Each participating organization, representing millions of Black women worldwide collectively, have national alliances with the American Heart Association. During the event each sorority shared information about the various programs it has employed nationwide to encourage members to take better care of their overall health. Additionally, the leaders weighed in on the impact of the global COVID-19 pandemic and addressed vaccine hesitancy in the Black community. “Vaccine hesitancy is improving,” said Pegus. “Clinical trials included a significant amount of African American men and women. We need trusted voices from African American clinicians supporting the vaccine.”
The sorority leaders on the panel echoed the same concerns and collectively issued a call to action, challenging their members worldwide to share their personal vaccine experiences via their social media platforms.
Pamela Garmon Johnson, vice president of healthy equity and national partnerships for the American Heart Association, closed the event by citing “leadership, trusted voices, and partnership equals transformative change.”
EmPOWERED to Serve™ is an initiative that accelerates change in education, business, and communities to help overcome structural racism and achieve health justice.

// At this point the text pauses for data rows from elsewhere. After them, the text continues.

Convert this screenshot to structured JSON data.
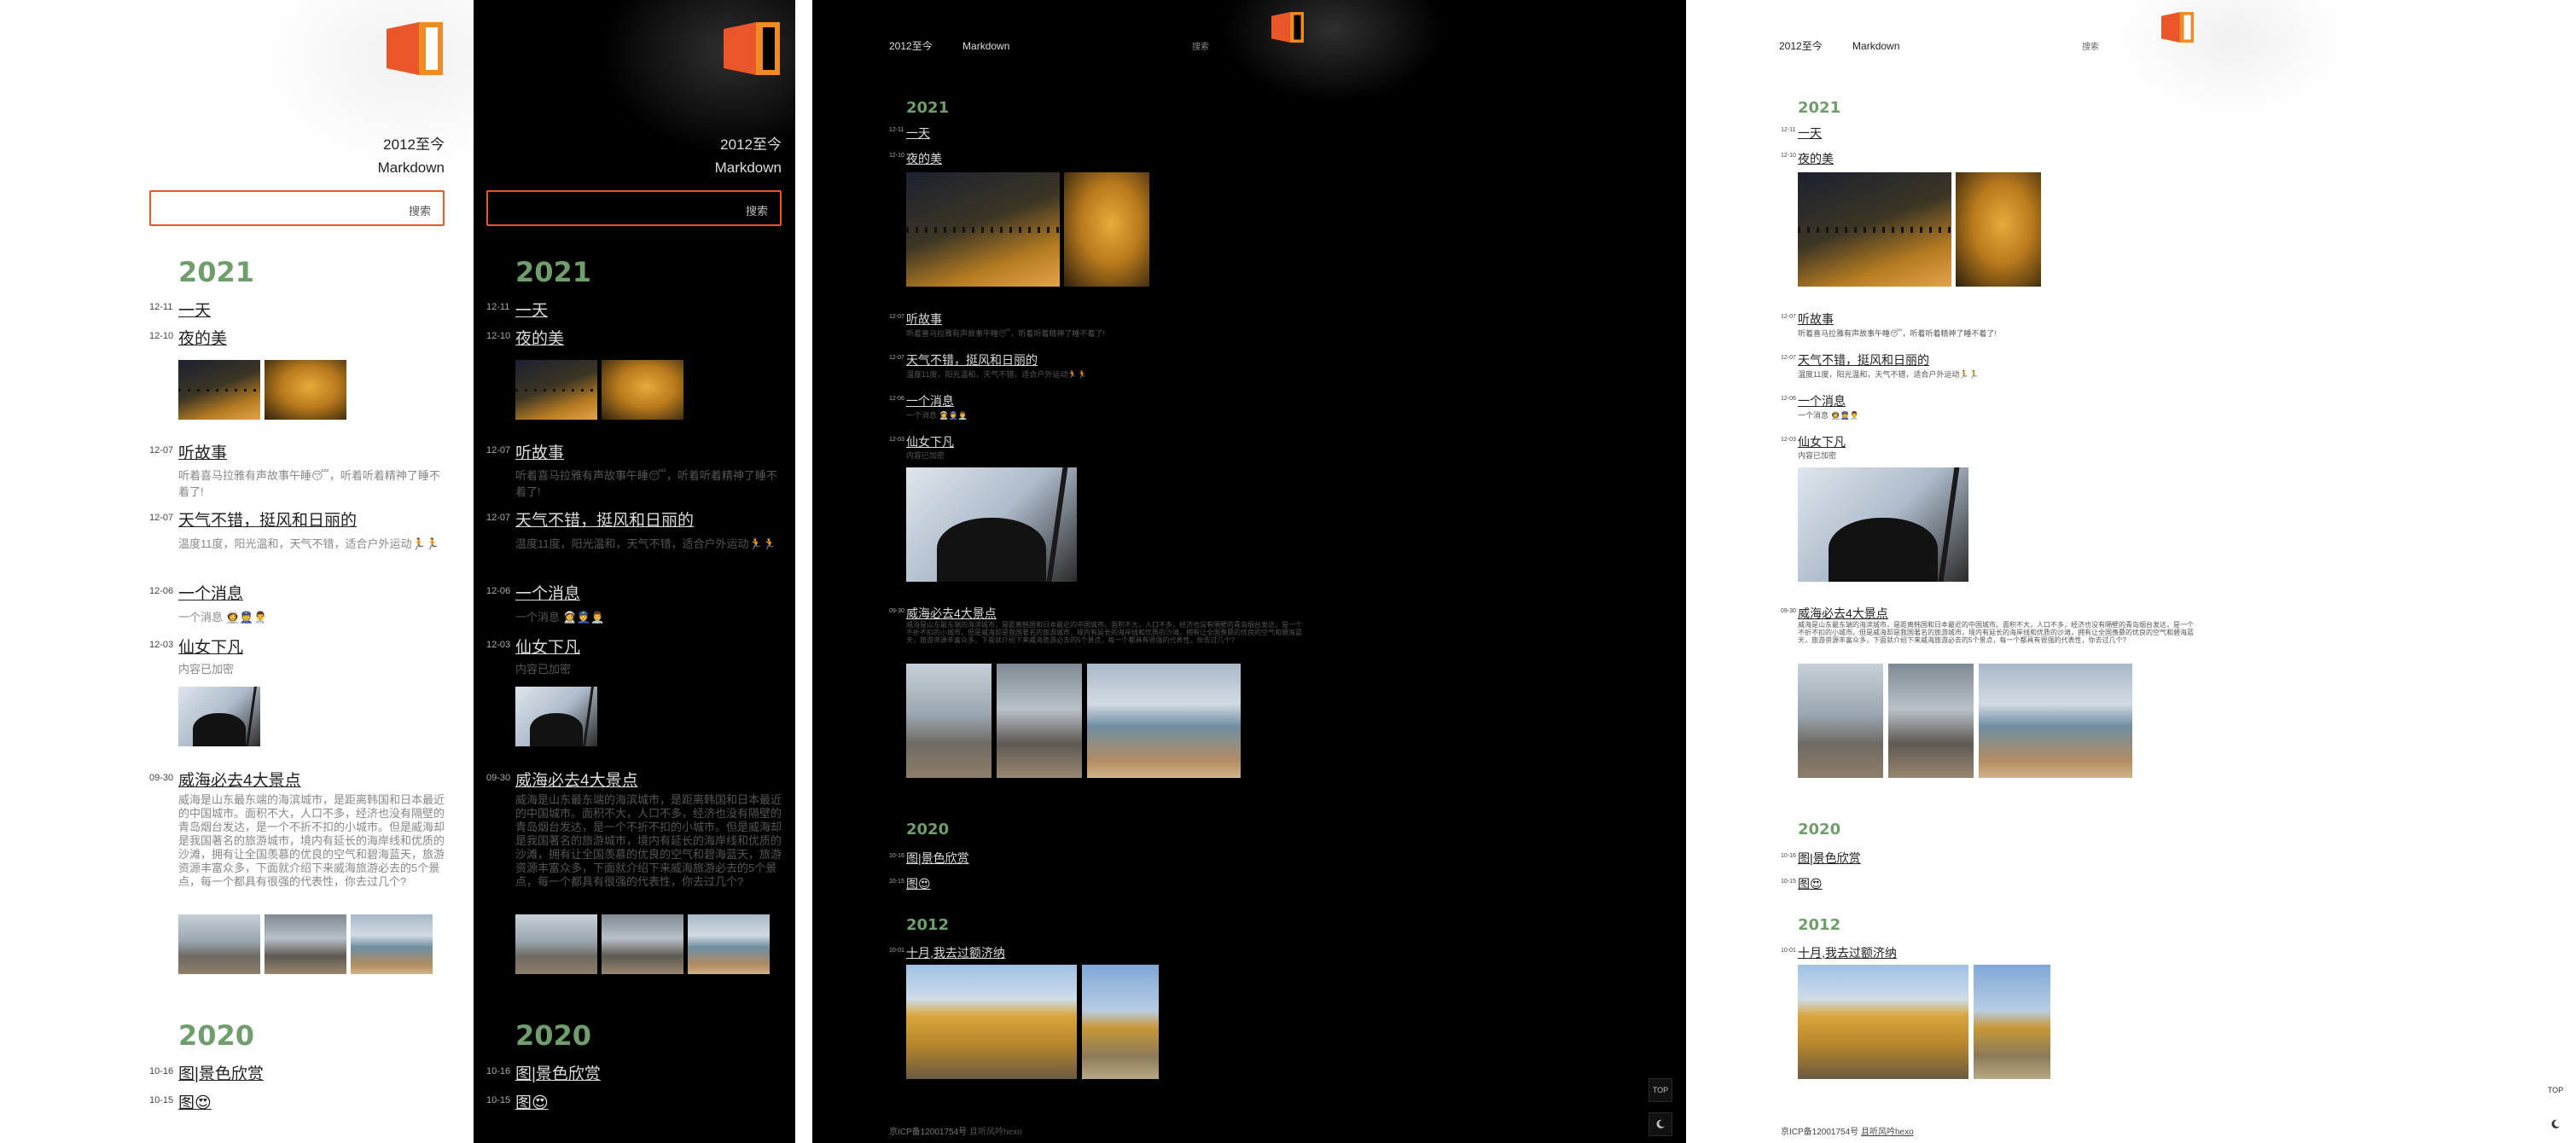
{
  "site": {
    "nav_range": "2012至今",
    "nav_markdown": "Markdown",
    "search_label": "搜索"
  },
  "years": [
    "2021",
    "2020",
    "2012"
  ],
  "posts_2021": [
    {
      "date": "12-11",
      "title": "一天",
      "desc": ""
    },
    {
      "date": "12-10",
      "title": "夜的美",
      "desc": ""
    },
    {
      "date": "12-07",
      "title": "听故事",
      "desc": "听着喜马拉雅有声故事午睡😴，听着听着精神了睡不着了!"
    },
    {
      "date": "12-07",
      "title": "天气不错，挺风和日丽的",
      "desc": "温度11度，阳光温和，天气不错，适合户外运动🏃‍🏃"
    },
    {
      "date": "12-06",
      "title": "一个消息",
      "desc": "一个消息 👩‍🚀👮👨‍⚕️"
    },
    {
      "date": "12-03",
      "title": "仙女下凡",
      "desc": "内容已加密"
    },
    {
      "date": "09-30",
      "title": "威海必去4大景点",
      "desc": "威海是山东最东端的海滨城市，是距离韩国和日本最近的中国城市。面积不大，人口不多，经济也没有隔壁的青岛烟台发达，是一个不折不扣的小城市。但是威海却是我国著名的旅游城市，境内有延长的海岸线和优质的沙滩，拥有让全国羡慕的优良的空气和碧海蓝天，旅游资源丰富众多，下面就介绍下来威海旅游必去的5个景点，每一个都具有很强的代表性，你去过几个?"
    }
  ],
  "posts_2020": [
    {
      "date": "10-16",
      "title": "图|景色欣赏"
    },
    {
      "date": "10-15",
      "title": "图😍"
    }
  ],
  "posts_2012": [
    {
      "date": "10-01",
      "title": "十月,我去过额济纳"
    }
  ],
  "footer": {
    "icp": "京ICP备12001754号",
    "credit": "且听风吟hexo"
  },
  "buttons": {
    "top": "TOP",
    "theme_icon": "moon-icon"
  },
  "colors": {
    "accent": "#e8562a",
    "year_green": "#6f9e6c",
    "dark_bg": "#000000"
  }
}
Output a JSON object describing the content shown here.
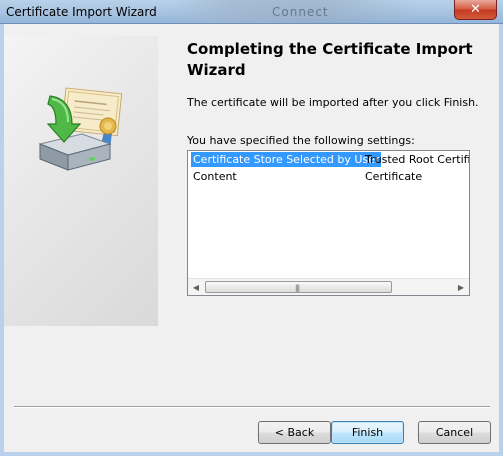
{
  "window": {
    "title": "Certificate Import Wizard",
    "background_title": "Connect",
    "close_glyph": "✕"
  },
  "wizard": {
    "heading": "Completing the Certificate Import Wizard",
    "description": "The certificate will be imported after you click Finish.",
    "settings_label": "You have specified the following settings:"
  },
  "settings": {
    "rows": [
      {
        "name": "Certificate Store Selected by User",
        "value": "Trusted Root Certification Authorities"
      },
      {
        "name": "Content",
        "value": "Certificate"
      }
    ]
  },
  "scrollbar": {
    "left_glyph": "◀",
    "right_glyph": "▶",
    "grip_glyph": "|||"
  },
  "buttons": {
    "back": "< Back",
    "finish": "Finish",
    "cancel": "Cancel"
  },
  "colors": {
    "selection": "#3399ff",
    "default_button_border": "#3c7fb1"
  },
  "icons": [
    "certificate-import-icon",
    "close-icon"
  ]
}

Earlier this year, the American Heart Association announced plans to invest more than $230 million over the next four years to support targeted initiatives and programs, while leading additional efforts to drive systemic public health change focused on removing barriers to equitable health for everyone, everywhere.
Watch the EmPOWERED to Serve™ Black Women and Well-Being Roundtable replay here.
- AHA President’s Advisory: Structural racism causes poor health, premature death from heart disease and stroke
- AHA 2024 Health Equity Impact Goal
- AHA Presidential Advisory on rural health inequities
- Voices for Healthy Kids: $2.5 million granted to 16 community organizations committed to racial health equity
About the American Heart Association
The American Heart Association is a relentless force for a world of longer, healthier lives. We are dedicated to ensuring equitable health in all communities. Through collaboration with numerous organizations, and powered by millions of volunteers, we fund innovative research, advocate for the public’s health, and share lifesaving resources. The Dallas-based organization has been a leading source of health information for nearly a century. Connect with us on heart.org, Facebook, Twitter or by calling 1-800-AHA-USA1.